Where an entry contains a picture, omit the picture and repeat the rest exactly.

RECORDS TO PROCESS below:

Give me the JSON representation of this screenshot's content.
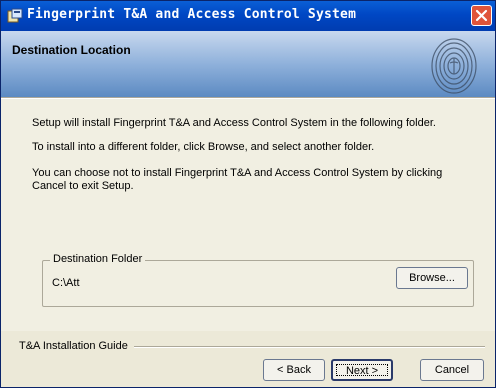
{
  "window": {
    "title": "Fingerprint T&A and Access Control System"
  },
  "header": {
    "heading": "Destination Location"
  },
  "body": {
    "para1": "Setup will install Fingerprint T&A and Access Control System in the following folder.",
    "para2": "To install into a different folder, click Browse, and select another folder.",
    "para3": "You can choose not to install Fingerprint T&A and Access Control System by clicking Cancel to exit Setup."
  },
  "destination": {
    "legend": "Destination Folder",
    "path": "C:\\Att",
    "browse_label": "Browse..."
  },
  "footer": {
    "guide_label": "T&A Installation Guide",
    "back_label": "< Back",
    "next_label": "Next >",
    "cancel_label": "Cancel"
  },
  "icons": {
    "app": "setup-app-icon",
    "close": "close-icon",
    "header_graphic": "fingerprint-icon"
  },
  "colors": {
    "titlebar": "#0047c4",
    "close": "#e0543a",
    "header_gradient_end": "#5c8ac2"
  }
}
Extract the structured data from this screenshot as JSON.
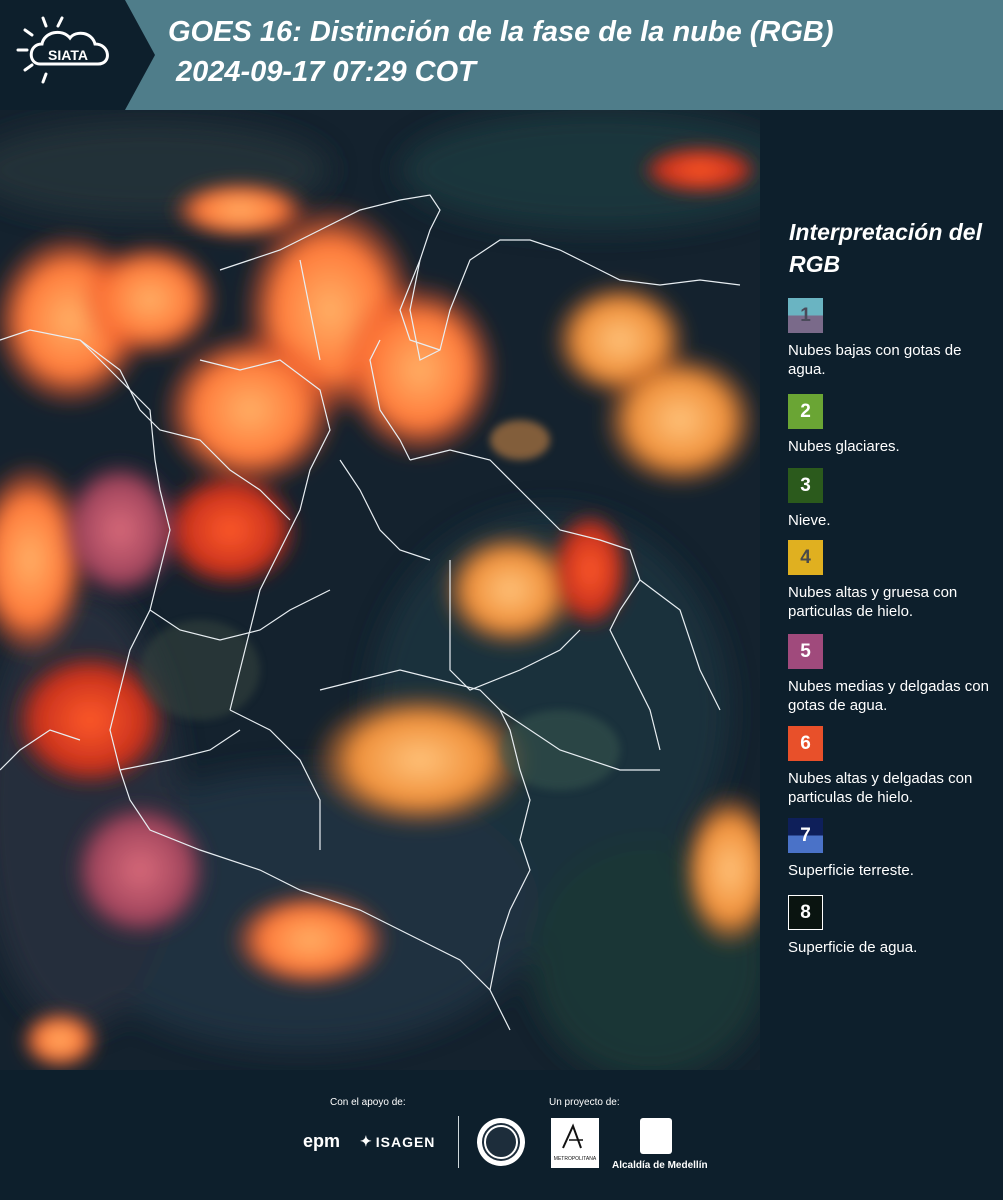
{
  "header": {
    "logo_text": "SIATA",
    "title_line1": "GOES 16: Distinción de la fase de la nube (RGB)",
    "title_line2": "2024-09-17 07:29 COT"
  },
  "legend": {
    "title": "Interpretación del RGB",
    "items": [
      {
        "num": "1",
        "label": "Nubes bajas con gotas de agua.",
        "color_top": "#6ab4c2",
        "color_bottom": "#7a6a8a",
        "num_color": "#4a4a5a"
      },
      {
        "num": "2",
        "label": "Nubes glaciares.",
        "color_top": "#6aa534",
        "color_bottom": "#6aa534",
        "num_color": "#ffffff"
      },
      {
        "num": "3",
        "label": "Nieve.",
        "color_top": "#2b5a1c",
        "color_bottom": "#2b5a1c",
        "num_color": "#ffffff"
      },
      {
        "num": "4",
        "label": "Nubes altas y gruesa con particulas de hielo.",
        "color_top": "#e0b020",
        "color_bottom": "#e0b020",
        "num_color": "#4a4a4a"
      },
      {
        "num": "5",
        "label": "Nubes medias y delgadas con gotas de agua.",
        "color_top": "#a04a7c",
        "color_bottom": "#a04a7c",
        "num_color": "#ffffff"
      },
      {
        "num": "6",
        "label": "Nubes altas y delgadas con particulas de hielo.",
        "color_top": "#e8502a",
        "color_bottom": "#e8502a",
        "num_color": "#ffffff"
      },
      {
        "num": "7",
        "label": "Superficie terreste.",
        "color_top": "#0e1f5a",
        "color_bottom": "#4a72c8",
        "num_color": "#ffffff"
      },
      {
        "num": "8",
        "label": "Superficie de agua.",
        "color_top": "#0a1410",
        "color_bottom": "#0a1410",
        "num_color": "#ffffff"
      }
    ]
  },
  "footer": {
    "support_label": "Con el apoyo de:",
    "project_label": "Un proyecto de:",
    "sponsor_1": "epm",
    "sponsor_2": "ISAGEN",
    "partner_area": "METROPOLITANA",
    "partner_alcaldia": "Alcaldía de Medellín"
  }
}
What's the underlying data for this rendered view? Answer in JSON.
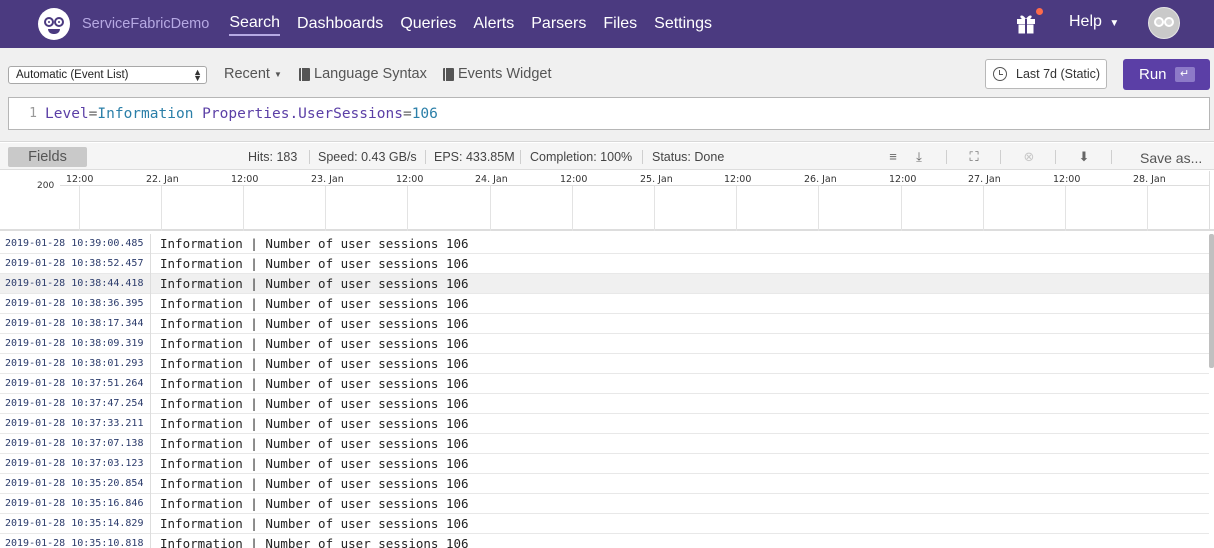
{
  "app": {
    "repo_name": "ServiceFabricDemo",
    "nav": [
      "Search",
      "Dashboards",
      "Queries",
      "Alerts",
      "Parsers",
      "Files",
      "Settings"
    ],
    "active_nav": "Search",
    "help_label": "Help"
  },
  "toolbar": {
    "mode_selected": "Automatic (Event List)",
    "recent_label": "Recent",
    "language_syntax_label": "Language Syntax",
    "events_widget_label": "Events Widget",
    "time_range_label": "Last 7d (Static)",
    "run_label": "Run",
    "run_key": "↵"
  },
  "query": {
    "line_number": "1",
    "tokens": {
      "field1": "Level",
      "op1": "=",
      "value1": "Information",
      "field2": "Properties.UserSessions",
      "op2": "=",
      "value2": "106"
    }
  },
  "stats": {
    "fields_label": "Fields",
    "hits": "Hits: 183",
    "speed": "Speed: 0.43 GB/s",
    "eps": "EPS: 433.85M",
    "completion": "Completion: 100%",
    "status": "Status: Done",
    "save_as_label": "Save as..."
  },
  "timeline": {
    "y_max_label": "200",
    "ticks": [
      "12:00",
      "22. Jan",
      "12:00",
      "23. Jan",
      "12:00",
      "24. Jan",
      "12:00",
      "25. Jan",
      "12:00",
      "26. Jan",
      "12:00",
      "27. Jan",
      "12:00",
      "28. Jan"
    ]
  },
  "events": [
    {
      "ts": "2019-01-28 10:39:00.485",
      "msg": "Information | Number of user sessions 106"
    },
    {
      "ts": "2019-01-28 10:38:52.457",
      "msg": "Information | Number of user sessions 106"
    },
    {
      "ts": "2019-01-28 10:38:44.418",
      "msg": "Information | Number of user sessions 106"
    },
    {
      "ts": "2019-01-28 10:38:36.395",
      "msg": "Information | Number of user sessions 106"
    },
    {
      "ts": "2019-01-28 10:38:17.344",
      "msg": "Information | Number of user sessions 106"
    },
    {
      "ts": "2019-01-28 10:38:09.319",
      "msg": "Information | Number of user sessions 106"
    },
    {
      "ts": "2019-01-28 10:38:01.293",
      "msg": "Information | Number of user sessions 106"
    },
    {
      "ts": "2019-01-28 10:37:51.264",
      "msg": "Information | Number of user sessions 106"
    },
    {
      "ts": "2019-01-28 10:37:47.254",
      "msg": "Information | Number of user sessions 106"
    },
    {
      "ts": "2019-01-28 10:37:33.211",
      "msg": "Information | Number of user sessions 106"
    },
    {
      "ts": "2019-01-28 10:37:07.138",
      "msg": "Information | Number of user sessions 106"
    },
    {
      "ts": "2019-01-28 10:37:03.123",
      "msg": "Information | Number of user sessions 106"
    },
    {
      "ts": "2019-01-28 10:35:20.854",
      "msg": "Information | Number of user sessions 106"
    },
    {
      "ts": "2019-01-28 10:35:16.846",
      "msg": "Information | Number of user sessions 106"
    },
    {
      "ts": "2019-01-28 10:35:14.829",
      "msg": "Information | Number of user sessions 106"
    },
    {
      "ts": "2019-01-28 10:35:10.818",
      "msg": "Information | Number of user sessions 106"
    }
  ],
  "colors": {
    "nav_bg": "#4b3a80",
    "accent": "#5b3fa6",
    "notification_dot": "#ff6b4a"
  }
}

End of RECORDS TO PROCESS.

### RESPONSE BELOW
Give me the JSON representation of this screenshot's content.
{
  "window": {
    "title": "Fingerprint T&A and Access Control System"
  },
  "header": {
    "heading": "Destination Location"
  },
  "body": {
    "para1": "Setup will install Fingerprint T&A and Access Control System in the following folder.",
    "para2": "To install into a different folder, click Browse, and select another folder.",
    "para3": "You can choose not to install Fingerprint T&A and Access Control System by clicking Cancel to exit Setup."
  },
  "destination": {
    "legend": "Destination Folder",
    "path": "C:\\Att",
    "browse_label": "Browse..."
  },
  "footer": {
    "guide_label": "T&A Installation Guide",
    "back_label": "< Back",
    "next_label": "Next >",
    "cancel_label": "Cancel"
  },
  "icons": {
    "app": "setup-app-icon",
    "close": "close-icon",
    "header_graphic": "fingerprint-icon"
  },
  "colors": {
    "titlebar": "#0047c4",
    "close": "#e0543a",
    "header_gradient_end": "#5c8ac2"
  }
}
Extract the structured data from this screenshot as JSON.
{
  "header": {
    "logo_text": "SIATA",
    "title_line1": "GOES 16: Distinción de la fase de la nube (RGB)",
    "title_line2": "2024-09-17 07:29 COT"
  },
  "legend": {
    "title": "Interpretación del RGB",
    "items": [
      {
        "num": "1",
        "label": "Nubes bajas con gotas de agua.",
        "color_top": "#6ab4c2",
        "color_bottom": "#7a6a8a",
        "num_color": "#4a4a5a"
      },
      {
        "num": "2",
        "label": "Nubes glaciares.",
        "color_top": "#6aa534",
        "color_bottom": "#6aa534",
        "num_color": "#ffffff"
      },
      {
        "num": "3",
        "label": "Nieve.",
        "color_top": "#2b5a1c",
        "color_bottom": "#2b5a1c",
        "num_color": "#ffffff"
      },
      {
        "num": "4",
        "label": "Nubes altas y gruesa con particulas de hielo.",
        "color_top": "#e0b020",
        "color_bottom": "#e0b020",
        "num_color": "#4a4a4a"
      },
      {
        "num": "5",
        "label": "Nubes medias y delgadas con gotas de agua.",
        "color_top": "#a04a7c",
        "color_bottom": "#a04a7c",
        "num_color": "#ffffff"
      },
      {
        "num": "6",
        "label": "Nubes altas y delgadas con particulas de hielo.",
        "color_top": "#e8502a",
        "color_bottom": "#e8502a",
        "num_color": "#ffffff"
      },
      {
        "num": "7",
        "label": "Superficie terreste.",
        "color_top": "#0e1f5a",
        "color_bottom": "#4a72c8",
        "num_color": "#ffffff"
      },
      {
        "num": "8",
        "label": "Superficie de agua.",
        "color_top": "#0a1410",
        "color_bottom": "#0a1410",
        "num_color": "#ffffff"
      }
    ]
  },
  "footer": {
    "support_label": "Con el apoyo de:",
    "project_label": "Un proyecto de:",
    "sponsor_1": "epm",
    "sponsor_2": "ISAGEN",
    "partner_area": "METROPOLITANA",
    "partner_alcaldia": "Alcaldía de Medellín"
  }
}
What's the underlying data for this rendered view? Answer in JSON.
{
  "app": {
    "repo_name": "ServiceFabricDemo",
    "nav": [
      "Search",
      "Dashboards",
      "Queries",
      "Alerts",
      "Parsers",
      "Files",
      "Settings"
    ],
    "active_nav": "Search",
    "help_label": "Help"
  },
  "toolbar": {
    "mode_selected": "Automatic (Event List)",
    "recent_label": "Recent",
    "language_syntax_label": "Language Syntax",
    "events_widget_label": "Events Widget",
    "time_range_label": "Last 7d (Static)",
    "run_label": "Run",
    "run_key": "↵"
  },
  "query": {
    "line_number": "1",
    "tokens": {
      "field1": "Level",
      "op1": "=",
      "value1": "Information",
      "field2": "Properties.UserSessions",
      "op2": "=",
      "value2": "106"
    }
  },
  "stats": {
    "fields_label": "Fields",
    "hits": "Hits: 183",
    "speed": "Speed: 0.43 GB/s",
    "eps": "EPS: 433.85M",
    "completion": "Completion: 100%",
    "status": "Status: Done",
    "save_as_label": "Save as..."
  },
  "timeline": {
    "y_max_label": "200",
    "ticks": [
      "12:00",
      "22. Jan",
      "12:00",
      "23. Jan",
      "12:00",
      "24. Jan",
      "12:00",
      "25. Jan",
      "12:00",
      "26. Jan",
      "12:00",
      "27. Jan",
      "12:00",
      "28. Jan"
    ]
  },
  "events": [
    {
      "ts": "2019-01-28 10:39:00.485",
      "msg": "Information | Number of user sessions 106"
    },
    {
      "ts": "2019-01-28 10:38:52.457",
      "msg": "Information | Number of user sessions 106"
    },
    {
      "ts": "2019-01-28 10:38:44.418",
      "msg": "Information | Number of user sessions 106"
    },
    {
      "ts": "2019-01-28 10:38:36.395",
      "msg": "Information | Number of user sessions 106"
    },
    {
      "ts": "2019-01-28 10:38:17.344",
      "msg": "Information | Number of user sessions 106"
    },
    {
      "ts": "2019-01-28 10:38:09.319",
      "msg": "Information | Number of user sessions 106"
    },
    {
      "ts": "2019-01-28 10:38:01.293",
      "msg": "Information | Number of user sessions 106"
    },
    {
      "ts": "2019-01-28 10:37:51.264",
      "msg": "Information | Number of user sessions 106"
    },
    {
      "ts": "2019-01-28 10:37:47.254",
      "msg": "Information | Number of user sessions 106"
    },
    {
      "ts": "2019-01-28 10:37:33.211",
      "msg": "Information | Number of user sessions 106"
    },
    {
      "ts": "2019-01-28 10:37:07.138",
      "msg": "Information | Number of user sessions 106"
    },
    {
      "ts": "2019-01-28 10:37:03.123",
      "msg": "Information | Number of user sessions 106"
    },
    {
      "ts": "2019-01-28 10:35:20.854",
      "msg": "Information | Number of user sessions 106"
    },
    {
      "ts": "2019-01-28 10:35:16.846",
      "msg": "Information | Number of user sessions 106"
    },
    {
      "ts": "2019-01-28 10:35:14.829",
      "msg": "Information | Number of user sessions 106"
    },
    {
      "ts": "2019-01-28 10:35:10.818",
      "msg": "Information | Number of user sessions 106"
    }
  ],
  "colors": {
    "nav_bg": "#4b3a80",
    "accent": "#5b3fa6",
    "notification_dot": "#ff6b4a"
  }
}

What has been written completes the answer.